Getulio Vargas and Brazilian Reform Term Paper by Nicky

Getulio Vargas and Brazilian Reform
A discussion on President Getulio Vargas' leadership of Brazil, 1930-1945.
# 148944 | 857 words | 2 sources | MLA | 2011 | US

$19.95 Buy and instantly download this paper now


The paper relates that President Getulio Vargas is often called the father of Brazil's urban poor because of his efforts to politically enfranchise this economic interest group and to industrialize the nation as a whole. The paper describes how Vargas' reforms transformed 20th century Brazil from a land dominated by wealthy landowners to a more representational and democratic republic. The paper points out while he was not democratic, he was still greatly beloved.

From the Paper:
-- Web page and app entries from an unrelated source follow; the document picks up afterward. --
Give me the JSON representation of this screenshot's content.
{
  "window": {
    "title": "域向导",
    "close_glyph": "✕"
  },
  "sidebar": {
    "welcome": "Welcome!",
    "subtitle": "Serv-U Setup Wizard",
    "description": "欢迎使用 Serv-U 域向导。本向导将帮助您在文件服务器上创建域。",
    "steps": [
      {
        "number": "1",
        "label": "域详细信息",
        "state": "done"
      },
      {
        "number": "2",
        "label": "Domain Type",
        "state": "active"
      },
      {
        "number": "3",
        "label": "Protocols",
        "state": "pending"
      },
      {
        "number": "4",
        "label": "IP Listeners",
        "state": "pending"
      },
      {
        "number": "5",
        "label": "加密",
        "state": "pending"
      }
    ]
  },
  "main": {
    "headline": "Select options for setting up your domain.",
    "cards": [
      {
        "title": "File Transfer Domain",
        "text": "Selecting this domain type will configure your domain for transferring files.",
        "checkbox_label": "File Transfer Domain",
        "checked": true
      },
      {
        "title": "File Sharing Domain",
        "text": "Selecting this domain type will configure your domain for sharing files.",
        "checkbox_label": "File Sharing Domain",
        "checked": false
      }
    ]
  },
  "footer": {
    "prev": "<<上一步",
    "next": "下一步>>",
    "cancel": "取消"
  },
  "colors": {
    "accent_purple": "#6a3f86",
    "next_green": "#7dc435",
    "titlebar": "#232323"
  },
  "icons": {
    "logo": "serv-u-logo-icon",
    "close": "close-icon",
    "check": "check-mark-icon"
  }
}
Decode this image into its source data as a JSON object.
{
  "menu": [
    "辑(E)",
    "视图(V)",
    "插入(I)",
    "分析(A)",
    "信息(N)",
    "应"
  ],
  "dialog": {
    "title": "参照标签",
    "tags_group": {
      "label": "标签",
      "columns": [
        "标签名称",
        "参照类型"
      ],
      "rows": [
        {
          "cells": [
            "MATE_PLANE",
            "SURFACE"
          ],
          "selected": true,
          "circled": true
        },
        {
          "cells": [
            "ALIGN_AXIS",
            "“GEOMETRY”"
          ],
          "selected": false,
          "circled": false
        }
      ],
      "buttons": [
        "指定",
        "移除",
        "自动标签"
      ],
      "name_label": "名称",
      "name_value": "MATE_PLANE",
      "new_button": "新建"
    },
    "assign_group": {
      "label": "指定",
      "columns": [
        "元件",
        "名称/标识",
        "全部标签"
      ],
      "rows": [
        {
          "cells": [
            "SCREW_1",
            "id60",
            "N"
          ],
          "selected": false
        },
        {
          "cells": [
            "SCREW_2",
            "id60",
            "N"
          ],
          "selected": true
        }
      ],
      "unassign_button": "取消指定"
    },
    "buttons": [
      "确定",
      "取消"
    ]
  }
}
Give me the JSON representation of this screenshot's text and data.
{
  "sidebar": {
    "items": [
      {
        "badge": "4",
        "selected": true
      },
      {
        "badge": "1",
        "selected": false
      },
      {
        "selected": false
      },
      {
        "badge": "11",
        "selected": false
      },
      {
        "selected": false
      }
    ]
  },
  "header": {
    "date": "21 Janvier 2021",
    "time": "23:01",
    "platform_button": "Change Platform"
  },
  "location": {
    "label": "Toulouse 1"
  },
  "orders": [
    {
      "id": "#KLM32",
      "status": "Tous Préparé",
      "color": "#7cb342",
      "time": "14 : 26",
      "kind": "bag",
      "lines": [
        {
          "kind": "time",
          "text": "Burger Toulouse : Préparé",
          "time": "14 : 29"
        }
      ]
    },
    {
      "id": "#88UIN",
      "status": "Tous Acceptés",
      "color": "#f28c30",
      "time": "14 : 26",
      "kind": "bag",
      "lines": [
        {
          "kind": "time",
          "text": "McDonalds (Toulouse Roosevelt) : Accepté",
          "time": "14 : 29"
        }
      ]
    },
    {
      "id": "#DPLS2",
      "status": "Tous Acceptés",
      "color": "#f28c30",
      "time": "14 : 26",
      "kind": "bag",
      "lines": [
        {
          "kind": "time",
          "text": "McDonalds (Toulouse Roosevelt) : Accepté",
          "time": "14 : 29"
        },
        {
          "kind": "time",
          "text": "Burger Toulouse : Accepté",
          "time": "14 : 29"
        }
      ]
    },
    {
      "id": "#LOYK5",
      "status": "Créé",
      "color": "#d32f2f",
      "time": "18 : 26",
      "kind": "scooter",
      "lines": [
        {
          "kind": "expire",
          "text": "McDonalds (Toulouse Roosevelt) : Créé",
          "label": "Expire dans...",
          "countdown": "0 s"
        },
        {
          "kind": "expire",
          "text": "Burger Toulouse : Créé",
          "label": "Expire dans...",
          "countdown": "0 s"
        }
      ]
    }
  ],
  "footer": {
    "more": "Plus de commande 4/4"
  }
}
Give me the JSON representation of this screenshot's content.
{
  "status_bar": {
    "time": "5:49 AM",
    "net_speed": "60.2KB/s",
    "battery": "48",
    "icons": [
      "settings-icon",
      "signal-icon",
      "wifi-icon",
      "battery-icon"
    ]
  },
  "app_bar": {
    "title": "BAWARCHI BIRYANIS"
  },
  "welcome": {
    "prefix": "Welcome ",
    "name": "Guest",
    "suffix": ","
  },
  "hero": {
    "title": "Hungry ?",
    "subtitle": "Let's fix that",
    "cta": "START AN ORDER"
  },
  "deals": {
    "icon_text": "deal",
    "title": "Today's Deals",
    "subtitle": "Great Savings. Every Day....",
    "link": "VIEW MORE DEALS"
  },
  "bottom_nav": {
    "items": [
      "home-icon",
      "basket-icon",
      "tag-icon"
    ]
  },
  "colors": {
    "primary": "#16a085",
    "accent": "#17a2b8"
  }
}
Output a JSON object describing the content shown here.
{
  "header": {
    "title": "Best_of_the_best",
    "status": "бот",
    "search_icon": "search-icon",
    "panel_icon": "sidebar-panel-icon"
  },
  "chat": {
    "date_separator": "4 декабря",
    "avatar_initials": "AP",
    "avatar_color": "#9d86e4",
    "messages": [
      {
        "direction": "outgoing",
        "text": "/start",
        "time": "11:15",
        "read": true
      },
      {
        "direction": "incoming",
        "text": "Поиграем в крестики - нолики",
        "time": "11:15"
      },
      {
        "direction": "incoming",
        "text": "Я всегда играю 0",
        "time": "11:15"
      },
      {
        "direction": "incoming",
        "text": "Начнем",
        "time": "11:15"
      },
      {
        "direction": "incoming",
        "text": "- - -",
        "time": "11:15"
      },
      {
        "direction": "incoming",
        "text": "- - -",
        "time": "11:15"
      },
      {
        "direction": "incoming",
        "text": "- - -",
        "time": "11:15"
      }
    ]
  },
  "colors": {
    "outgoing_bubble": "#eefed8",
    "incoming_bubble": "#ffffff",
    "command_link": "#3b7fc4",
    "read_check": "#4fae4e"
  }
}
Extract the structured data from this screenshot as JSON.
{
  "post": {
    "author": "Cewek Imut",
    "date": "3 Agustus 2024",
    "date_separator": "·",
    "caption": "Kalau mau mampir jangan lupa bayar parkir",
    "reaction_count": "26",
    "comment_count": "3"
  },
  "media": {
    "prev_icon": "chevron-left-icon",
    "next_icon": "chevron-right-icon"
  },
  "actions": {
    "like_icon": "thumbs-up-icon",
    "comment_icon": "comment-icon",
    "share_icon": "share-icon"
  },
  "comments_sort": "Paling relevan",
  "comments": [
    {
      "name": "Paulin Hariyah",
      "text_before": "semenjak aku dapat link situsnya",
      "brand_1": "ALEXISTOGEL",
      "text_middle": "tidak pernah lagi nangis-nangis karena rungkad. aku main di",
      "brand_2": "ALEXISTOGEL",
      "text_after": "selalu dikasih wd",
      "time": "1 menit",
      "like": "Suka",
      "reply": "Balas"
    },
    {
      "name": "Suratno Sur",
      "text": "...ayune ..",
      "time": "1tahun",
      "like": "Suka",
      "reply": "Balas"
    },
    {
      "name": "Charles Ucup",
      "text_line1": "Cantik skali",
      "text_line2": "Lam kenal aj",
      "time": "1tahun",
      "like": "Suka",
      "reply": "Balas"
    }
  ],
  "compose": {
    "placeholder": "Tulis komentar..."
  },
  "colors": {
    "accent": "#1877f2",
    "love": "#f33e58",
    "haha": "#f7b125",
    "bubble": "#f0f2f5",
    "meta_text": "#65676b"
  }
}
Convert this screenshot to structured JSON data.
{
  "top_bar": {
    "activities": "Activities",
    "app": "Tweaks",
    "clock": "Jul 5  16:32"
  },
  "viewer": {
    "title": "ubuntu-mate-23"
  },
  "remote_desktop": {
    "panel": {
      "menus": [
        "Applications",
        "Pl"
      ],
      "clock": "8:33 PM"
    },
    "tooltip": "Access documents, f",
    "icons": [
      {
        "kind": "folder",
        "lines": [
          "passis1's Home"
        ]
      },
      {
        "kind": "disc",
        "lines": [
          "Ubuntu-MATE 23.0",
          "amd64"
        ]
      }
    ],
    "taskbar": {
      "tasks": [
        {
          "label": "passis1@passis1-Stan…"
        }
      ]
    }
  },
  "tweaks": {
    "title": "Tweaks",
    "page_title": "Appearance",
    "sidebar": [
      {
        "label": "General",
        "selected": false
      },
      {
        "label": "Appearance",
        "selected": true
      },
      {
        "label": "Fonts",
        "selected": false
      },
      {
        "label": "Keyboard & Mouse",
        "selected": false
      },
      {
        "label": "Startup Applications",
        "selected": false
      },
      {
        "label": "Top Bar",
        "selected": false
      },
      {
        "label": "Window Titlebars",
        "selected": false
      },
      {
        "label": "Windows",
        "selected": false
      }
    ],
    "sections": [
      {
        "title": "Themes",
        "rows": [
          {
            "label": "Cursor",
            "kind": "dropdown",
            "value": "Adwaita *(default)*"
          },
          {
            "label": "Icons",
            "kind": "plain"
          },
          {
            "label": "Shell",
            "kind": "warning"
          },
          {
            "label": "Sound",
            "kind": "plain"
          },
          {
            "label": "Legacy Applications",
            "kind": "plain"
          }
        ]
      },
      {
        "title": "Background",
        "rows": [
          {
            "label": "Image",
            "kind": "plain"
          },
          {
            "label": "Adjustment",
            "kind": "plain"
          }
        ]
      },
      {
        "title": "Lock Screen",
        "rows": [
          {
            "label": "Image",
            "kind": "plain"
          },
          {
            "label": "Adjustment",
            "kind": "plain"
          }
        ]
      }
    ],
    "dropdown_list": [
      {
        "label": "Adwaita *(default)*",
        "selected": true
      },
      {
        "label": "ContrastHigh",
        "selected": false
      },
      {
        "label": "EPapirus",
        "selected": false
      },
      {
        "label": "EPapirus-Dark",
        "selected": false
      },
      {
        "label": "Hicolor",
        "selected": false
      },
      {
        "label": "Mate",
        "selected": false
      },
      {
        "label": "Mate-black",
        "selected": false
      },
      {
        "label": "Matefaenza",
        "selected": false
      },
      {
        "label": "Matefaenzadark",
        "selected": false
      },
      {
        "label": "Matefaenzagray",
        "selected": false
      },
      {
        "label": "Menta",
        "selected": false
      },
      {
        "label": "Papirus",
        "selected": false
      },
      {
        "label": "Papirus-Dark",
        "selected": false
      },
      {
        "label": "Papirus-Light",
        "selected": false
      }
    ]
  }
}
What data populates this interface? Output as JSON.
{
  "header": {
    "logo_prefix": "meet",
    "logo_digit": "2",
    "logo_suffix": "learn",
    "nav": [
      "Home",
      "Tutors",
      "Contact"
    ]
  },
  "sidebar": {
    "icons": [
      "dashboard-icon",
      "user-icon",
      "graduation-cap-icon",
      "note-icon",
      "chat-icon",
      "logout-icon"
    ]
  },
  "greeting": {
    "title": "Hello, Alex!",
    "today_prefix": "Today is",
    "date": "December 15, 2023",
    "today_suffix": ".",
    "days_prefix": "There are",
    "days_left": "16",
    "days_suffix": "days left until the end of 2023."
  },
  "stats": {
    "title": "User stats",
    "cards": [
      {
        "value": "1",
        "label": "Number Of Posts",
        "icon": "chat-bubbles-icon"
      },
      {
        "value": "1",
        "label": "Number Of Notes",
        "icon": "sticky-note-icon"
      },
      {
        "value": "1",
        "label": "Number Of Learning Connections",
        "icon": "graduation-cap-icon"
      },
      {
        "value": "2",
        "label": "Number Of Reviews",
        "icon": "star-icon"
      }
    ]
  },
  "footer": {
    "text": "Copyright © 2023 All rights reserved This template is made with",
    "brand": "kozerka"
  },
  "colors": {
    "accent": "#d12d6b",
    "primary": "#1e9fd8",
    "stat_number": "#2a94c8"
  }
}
"In 1929, after the world economy collapsed, Brazil suffered more than most nations because of its exclusive dependence upon the cash crops of coffee and rubber. The United States raised interest rates on Brazil's loans, which further reduced the ability of the Latin American government to buy surplus coffee and keep the international price of the good artificially high. Also, the federal government of Brazil had few defined powers--Brazil was more of a confederation than a nation. When Vargas came to power in 1930 as president Brazil still had a very weak central government. Agricultural rather than urban elements dominated the local seats of government and the nation's government depended upon the taxes from agricultural exports.
"Vargas originally ran as a reform candidate, but when he was defeated, his supporters overthrew the ruling government, which was popularly elected but dominated by social and economic elites. Vargas, although he claimed to represent the interests of 'the people,' effectively ruled with unchecked authority from then onward, without needing to submit his policies for approval by the legislature. His official title was that of provisional president from 1930-1934, after which he was elected president by the constituent assembly. Vargas was challenged unsuccessfully by forces on both his left and right during this period, including a Sao Paulo-led revolt in 1932, and an attempted communist revolution in 1935, which was then followed by a fascist revolt in 1938."

Sample of Sources Used:

  • "The Getulio Vargas administration in Brazil." June 6, 2009.
  • Poppino, Rollie E. "Getulio Vargas." Encyclopedia Britannica. 2009. Encyclopedia Britannica Online. June 6, 2009 <>.

Cite this Term Paper:

APA Format

Getulio Vargas and Brazilian Reform (2011, November 15) Retrieved March 31, 2023, from

MLA Format

"Getulio Vargas and Brazilian Reform" 15 November 2011. Web. 31 March. 2023. <>